PROBLEM DETAILS
Count how many lines below include the string "Quantity". Only that number should appear in the reply.

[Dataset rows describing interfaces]
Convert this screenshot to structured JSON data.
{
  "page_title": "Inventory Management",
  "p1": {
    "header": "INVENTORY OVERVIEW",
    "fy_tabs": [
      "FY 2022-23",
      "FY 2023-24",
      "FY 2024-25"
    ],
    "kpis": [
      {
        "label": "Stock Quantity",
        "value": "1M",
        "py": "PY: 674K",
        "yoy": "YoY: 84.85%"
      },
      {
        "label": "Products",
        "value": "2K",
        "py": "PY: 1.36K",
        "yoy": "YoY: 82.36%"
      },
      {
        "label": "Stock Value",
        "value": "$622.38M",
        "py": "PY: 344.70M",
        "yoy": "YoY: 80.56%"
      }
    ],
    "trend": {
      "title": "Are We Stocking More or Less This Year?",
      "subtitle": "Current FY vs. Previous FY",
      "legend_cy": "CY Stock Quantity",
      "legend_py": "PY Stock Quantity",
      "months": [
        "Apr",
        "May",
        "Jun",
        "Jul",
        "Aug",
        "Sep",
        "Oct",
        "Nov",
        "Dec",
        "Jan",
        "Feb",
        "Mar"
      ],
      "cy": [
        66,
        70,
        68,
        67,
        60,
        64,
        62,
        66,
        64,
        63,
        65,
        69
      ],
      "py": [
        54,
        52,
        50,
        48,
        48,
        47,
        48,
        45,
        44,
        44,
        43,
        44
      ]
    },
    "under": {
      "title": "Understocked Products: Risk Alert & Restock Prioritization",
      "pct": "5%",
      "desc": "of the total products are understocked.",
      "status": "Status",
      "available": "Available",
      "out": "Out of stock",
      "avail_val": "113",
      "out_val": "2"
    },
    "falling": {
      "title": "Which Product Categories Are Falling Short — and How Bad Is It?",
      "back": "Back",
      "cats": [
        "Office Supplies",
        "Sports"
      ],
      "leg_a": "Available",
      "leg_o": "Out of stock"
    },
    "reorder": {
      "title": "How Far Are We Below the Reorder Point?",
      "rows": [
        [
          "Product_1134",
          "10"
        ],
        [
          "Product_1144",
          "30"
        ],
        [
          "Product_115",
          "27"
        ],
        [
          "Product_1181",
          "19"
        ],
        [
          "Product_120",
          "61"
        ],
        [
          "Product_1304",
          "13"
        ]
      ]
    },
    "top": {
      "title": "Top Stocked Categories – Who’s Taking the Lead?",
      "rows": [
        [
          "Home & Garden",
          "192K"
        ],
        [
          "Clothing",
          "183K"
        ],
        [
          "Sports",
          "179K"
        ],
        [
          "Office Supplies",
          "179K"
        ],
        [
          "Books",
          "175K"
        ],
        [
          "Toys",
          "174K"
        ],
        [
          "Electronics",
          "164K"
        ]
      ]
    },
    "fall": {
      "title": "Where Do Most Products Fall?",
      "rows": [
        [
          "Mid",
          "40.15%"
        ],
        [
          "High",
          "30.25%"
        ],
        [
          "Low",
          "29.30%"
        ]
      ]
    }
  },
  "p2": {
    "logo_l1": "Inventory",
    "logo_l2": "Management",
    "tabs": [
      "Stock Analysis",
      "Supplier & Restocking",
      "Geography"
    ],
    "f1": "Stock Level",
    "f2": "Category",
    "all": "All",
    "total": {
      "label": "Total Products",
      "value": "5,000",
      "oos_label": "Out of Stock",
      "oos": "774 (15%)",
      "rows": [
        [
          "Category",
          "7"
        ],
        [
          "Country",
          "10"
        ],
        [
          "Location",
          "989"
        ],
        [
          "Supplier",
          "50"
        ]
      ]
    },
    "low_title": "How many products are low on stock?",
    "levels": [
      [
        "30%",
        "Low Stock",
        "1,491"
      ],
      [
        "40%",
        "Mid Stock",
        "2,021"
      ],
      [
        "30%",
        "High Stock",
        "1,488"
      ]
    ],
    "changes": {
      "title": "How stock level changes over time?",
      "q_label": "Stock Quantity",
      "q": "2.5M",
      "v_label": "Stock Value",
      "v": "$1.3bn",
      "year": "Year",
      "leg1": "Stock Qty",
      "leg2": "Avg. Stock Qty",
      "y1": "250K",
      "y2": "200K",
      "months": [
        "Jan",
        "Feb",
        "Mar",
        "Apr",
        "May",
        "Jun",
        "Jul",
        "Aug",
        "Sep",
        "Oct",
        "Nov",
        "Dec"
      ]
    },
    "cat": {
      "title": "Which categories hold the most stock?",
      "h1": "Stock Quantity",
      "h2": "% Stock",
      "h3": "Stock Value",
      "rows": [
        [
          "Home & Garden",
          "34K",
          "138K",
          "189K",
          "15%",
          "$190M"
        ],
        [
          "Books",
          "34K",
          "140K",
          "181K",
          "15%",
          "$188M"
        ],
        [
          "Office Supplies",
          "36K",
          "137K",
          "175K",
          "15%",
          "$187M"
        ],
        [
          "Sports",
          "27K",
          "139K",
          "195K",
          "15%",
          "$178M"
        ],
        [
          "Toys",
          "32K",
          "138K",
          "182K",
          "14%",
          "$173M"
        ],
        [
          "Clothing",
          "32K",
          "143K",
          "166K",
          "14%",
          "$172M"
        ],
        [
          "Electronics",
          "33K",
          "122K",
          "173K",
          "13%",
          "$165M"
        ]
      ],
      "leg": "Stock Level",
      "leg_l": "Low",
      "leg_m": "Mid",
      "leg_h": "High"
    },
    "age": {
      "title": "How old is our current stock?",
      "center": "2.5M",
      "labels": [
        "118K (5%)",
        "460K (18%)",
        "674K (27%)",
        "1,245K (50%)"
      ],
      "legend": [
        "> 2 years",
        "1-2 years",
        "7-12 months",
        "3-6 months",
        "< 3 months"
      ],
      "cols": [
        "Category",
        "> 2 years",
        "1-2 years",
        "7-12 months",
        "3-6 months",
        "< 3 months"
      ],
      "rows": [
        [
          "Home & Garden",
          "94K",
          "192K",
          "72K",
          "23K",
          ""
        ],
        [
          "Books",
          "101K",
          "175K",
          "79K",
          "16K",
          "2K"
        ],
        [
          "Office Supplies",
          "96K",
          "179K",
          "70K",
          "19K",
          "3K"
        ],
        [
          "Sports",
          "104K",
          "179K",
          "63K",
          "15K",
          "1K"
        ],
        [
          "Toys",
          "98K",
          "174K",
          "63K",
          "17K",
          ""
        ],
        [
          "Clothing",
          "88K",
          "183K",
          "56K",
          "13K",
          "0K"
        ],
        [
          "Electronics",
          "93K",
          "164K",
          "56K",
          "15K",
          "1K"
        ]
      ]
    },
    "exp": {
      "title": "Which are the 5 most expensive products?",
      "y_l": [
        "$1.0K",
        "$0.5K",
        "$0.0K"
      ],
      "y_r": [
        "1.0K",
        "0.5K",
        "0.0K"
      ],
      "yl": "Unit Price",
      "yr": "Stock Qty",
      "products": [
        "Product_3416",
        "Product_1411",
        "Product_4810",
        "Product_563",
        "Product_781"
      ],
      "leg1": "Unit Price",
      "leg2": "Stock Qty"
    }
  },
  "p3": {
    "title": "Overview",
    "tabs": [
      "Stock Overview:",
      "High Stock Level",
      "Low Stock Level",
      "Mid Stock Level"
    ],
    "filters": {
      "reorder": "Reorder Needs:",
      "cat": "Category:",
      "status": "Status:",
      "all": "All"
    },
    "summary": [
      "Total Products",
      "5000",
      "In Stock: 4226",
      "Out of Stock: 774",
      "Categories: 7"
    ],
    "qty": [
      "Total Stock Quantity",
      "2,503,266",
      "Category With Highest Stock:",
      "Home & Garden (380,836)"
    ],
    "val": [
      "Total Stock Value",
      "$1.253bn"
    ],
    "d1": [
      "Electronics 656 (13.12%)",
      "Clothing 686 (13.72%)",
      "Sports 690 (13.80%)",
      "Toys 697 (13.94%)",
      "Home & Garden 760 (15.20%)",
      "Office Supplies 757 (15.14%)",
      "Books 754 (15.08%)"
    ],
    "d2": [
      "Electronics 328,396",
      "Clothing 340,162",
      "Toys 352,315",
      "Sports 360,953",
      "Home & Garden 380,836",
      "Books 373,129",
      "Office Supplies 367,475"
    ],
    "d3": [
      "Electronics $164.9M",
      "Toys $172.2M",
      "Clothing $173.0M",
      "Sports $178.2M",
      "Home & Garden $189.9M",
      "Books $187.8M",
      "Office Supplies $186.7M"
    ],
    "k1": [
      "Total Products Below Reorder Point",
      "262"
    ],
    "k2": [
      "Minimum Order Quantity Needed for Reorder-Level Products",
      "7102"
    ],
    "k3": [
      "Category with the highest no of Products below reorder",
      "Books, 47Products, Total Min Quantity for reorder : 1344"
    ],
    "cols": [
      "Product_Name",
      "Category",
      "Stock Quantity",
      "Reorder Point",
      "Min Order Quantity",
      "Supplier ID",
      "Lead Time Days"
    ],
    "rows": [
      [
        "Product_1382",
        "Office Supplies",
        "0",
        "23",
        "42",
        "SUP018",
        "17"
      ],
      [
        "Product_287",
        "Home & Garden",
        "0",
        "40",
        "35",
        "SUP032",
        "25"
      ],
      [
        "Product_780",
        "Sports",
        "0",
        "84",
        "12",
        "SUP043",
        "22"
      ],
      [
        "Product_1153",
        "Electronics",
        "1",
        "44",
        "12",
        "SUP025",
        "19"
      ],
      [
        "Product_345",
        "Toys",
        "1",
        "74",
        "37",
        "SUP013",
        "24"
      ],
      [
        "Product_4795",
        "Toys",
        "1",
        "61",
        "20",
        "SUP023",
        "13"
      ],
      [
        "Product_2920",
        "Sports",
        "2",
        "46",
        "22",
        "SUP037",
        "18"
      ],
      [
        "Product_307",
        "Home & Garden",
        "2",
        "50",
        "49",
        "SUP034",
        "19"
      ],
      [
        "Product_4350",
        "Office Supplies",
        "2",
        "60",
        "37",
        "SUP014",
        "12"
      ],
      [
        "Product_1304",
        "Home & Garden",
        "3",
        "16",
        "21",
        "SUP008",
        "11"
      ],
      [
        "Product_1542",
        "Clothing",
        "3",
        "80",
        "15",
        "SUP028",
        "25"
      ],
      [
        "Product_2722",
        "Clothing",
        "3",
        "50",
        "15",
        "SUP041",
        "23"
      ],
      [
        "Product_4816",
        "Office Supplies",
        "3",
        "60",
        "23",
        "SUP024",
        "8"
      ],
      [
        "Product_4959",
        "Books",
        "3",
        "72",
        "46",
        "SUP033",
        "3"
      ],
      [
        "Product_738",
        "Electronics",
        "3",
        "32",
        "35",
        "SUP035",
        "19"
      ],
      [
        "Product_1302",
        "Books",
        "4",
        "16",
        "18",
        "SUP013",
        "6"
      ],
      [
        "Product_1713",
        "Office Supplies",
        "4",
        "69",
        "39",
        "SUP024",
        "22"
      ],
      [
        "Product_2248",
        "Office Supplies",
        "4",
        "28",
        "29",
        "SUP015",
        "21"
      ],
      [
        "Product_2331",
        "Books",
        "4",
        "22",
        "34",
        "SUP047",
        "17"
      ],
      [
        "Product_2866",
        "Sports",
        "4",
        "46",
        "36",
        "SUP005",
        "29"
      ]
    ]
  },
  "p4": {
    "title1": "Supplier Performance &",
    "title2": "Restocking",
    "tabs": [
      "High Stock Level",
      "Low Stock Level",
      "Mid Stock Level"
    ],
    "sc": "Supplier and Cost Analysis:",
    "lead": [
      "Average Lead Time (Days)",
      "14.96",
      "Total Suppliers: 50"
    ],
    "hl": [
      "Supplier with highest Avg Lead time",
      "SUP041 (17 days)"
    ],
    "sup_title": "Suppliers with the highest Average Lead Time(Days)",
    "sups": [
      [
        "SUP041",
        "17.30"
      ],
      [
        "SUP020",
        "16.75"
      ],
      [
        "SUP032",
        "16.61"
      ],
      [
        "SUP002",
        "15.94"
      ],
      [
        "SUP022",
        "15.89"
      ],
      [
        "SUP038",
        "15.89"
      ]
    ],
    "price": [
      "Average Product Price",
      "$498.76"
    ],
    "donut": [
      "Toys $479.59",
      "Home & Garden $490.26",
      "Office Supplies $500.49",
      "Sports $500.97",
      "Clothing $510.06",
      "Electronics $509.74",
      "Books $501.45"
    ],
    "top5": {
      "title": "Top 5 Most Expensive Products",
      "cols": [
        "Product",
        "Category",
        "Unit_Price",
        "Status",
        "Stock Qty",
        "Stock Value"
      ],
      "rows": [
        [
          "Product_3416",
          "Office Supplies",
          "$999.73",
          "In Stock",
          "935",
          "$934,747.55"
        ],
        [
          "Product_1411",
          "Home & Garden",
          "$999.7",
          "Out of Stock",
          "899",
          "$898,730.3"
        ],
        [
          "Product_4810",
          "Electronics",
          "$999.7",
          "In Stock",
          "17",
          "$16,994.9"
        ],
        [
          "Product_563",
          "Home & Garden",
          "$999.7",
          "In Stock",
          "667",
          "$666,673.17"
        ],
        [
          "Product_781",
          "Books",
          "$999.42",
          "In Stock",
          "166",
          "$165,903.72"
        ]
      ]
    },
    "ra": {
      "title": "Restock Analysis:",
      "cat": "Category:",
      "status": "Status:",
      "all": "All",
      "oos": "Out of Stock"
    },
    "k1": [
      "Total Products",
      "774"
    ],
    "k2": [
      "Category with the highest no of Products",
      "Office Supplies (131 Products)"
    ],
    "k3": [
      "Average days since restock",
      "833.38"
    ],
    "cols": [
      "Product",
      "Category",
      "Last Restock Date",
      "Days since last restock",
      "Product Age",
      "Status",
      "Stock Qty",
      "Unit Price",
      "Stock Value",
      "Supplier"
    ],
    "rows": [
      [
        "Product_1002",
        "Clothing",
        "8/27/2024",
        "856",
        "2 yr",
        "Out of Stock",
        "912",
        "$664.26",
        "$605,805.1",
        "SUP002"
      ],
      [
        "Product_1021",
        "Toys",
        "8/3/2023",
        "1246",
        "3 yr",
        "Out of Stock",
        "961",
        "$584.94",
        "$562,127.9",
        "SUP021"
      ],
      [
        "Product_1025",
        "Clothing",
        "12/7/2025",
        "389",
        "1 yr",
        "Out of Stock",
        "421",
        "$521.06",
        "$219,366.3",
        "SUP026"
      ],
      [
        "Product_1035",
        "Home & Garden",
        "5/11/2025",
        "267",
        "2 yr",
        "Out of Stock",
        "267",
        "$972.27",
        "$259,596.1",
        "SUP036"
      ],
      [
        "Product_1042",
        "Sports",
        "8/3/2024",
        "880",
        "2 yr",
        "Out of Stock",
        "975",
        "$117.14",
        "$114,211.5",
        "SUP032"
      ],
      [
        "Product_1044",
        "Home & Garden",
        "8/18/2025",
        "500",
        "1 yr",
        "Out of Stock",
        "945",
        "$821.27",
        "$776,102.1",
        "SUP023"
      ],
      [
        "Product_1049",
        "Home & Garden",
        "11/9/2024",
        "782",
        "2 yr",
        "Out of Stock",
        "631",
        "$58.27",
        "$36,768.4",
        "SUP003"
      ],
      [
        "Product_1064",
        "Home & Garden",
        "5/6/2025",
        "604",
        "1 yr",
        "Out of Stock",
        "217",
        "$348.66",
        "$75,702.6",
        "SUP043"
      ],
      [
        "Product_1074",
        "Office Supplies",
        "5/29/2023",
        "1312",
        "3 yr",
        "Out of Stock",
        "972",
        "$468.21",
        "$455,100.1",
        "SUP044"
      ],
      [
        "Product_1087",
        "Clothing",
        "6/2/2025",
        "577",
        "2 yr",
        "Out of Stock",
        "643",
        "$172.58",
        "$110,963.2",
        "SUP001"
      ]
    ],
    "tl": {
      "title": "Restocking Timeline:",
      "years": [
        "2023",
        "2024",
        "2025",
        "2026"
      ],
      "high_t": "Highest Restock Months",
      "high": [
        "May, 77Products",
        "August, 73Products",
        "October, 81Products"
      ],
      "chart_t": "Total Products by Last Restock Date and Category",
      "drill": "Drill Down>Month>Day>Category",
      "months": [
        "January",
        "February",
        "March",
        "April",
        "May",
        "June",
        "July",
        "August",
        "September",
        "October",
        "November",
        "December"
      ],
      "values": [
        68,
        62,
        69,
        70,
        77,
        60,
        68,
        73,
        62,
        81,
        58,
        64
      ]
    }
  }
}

WRITTEN RESPONSE
10